Directions: Note every line in the entries that contains the string "desc", and copy it.

(Element data from apps and pages)
++++++++++
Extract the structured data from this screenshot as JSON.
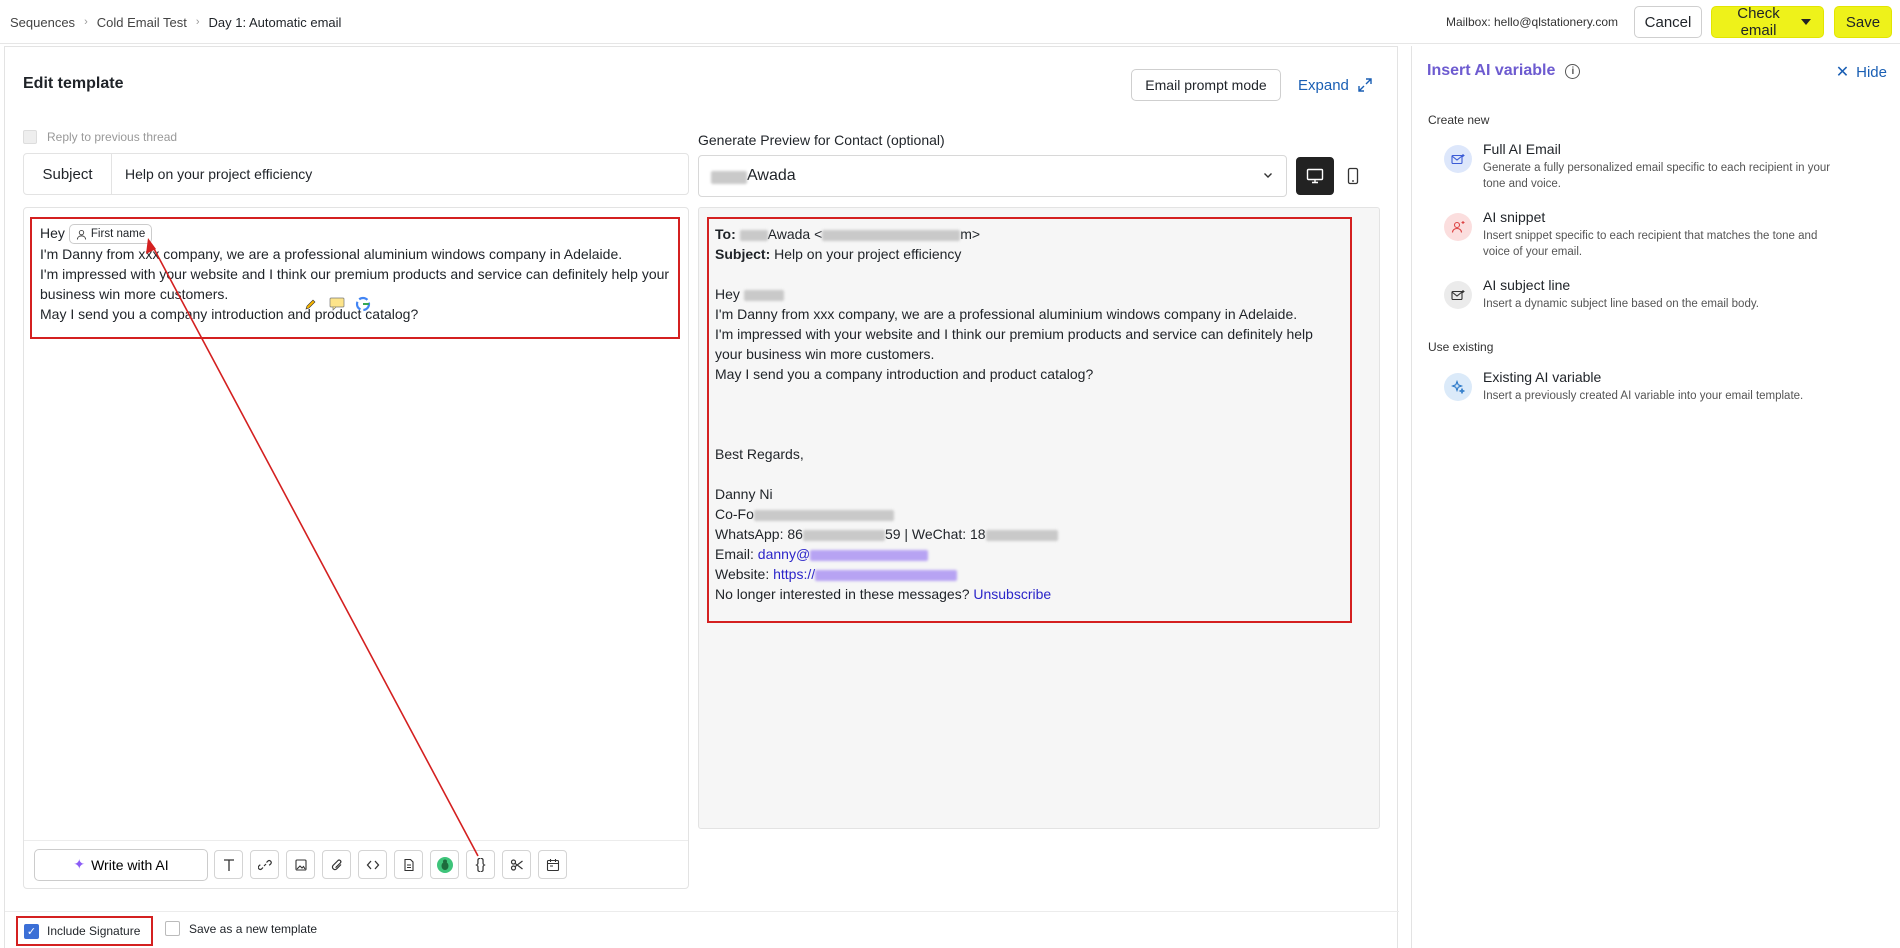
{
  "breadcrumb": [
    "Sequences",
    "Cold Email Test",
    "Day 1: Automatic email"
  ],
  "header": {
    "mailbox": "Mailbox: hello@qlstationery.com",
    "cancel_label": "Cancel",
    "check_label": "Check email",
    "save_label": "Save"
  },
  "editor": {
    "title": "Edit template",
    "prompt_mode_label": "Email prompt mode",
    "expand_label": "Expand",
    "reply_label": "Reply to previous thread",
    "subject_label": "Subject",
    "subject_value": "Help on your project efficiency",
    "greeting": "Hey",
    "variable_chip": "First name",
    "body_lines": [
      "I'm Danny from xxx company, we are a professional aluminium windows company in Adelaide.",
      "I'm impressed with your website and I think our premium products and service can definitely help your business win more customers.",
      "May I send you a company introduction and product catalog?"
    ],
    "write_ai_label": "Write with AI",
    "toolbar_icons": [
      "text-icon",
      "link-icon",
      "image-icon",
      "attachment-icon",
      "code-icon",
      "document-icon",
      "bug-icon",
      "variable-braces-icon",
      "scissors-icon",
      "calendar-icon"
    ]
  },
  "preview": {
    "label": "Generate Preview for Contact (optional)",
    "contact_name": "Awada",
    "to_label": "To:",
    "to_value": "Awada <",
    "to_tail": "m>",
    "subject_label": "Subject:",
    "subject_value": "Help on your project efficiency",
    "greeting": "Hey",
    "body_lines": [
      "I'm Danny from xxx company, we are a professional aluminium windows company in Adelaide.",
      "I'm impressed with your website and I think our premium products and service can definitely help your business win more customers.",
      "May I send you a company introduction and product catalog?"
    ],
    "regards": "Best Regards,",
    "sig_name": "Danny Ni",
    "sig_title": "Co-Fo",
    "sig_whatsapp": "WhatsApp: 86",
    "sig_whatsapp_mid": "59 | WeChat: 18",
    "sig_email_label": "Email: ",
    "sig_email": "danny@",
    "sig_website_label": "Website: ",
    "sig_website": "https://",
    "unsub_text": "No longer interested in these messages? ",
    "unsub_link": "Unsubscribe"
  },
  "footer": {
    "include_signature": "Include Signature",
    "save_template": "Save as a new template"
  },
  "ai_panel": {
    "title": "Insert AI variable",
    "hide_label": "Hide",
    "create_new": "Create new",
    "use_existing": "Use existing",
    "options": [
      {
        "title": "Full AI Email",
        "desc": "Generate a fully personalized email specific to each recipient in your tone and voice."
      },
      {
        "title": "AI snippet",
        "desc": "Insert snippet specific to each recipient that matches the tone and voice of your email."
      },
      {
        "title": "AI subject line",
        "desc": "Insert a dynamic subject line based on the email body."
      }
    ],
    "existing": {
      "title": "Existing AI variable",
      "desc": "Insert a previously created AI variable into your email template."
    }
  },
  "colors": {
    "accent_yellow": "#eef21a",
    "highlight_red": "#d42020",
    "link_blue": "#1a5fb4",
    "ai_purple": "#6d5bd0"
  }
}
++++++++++
Output for this exercise:
        "desc": "Generate a fully personalized email specific to each recipient in your tone and voice."
        "desc": "Insert snippet specific to each recipient that matches the tone and voice of your email."
        "desc": "Insert a dynamic subject line based on the email body."
      "desc": "Insert a previously created AI variable into your email template."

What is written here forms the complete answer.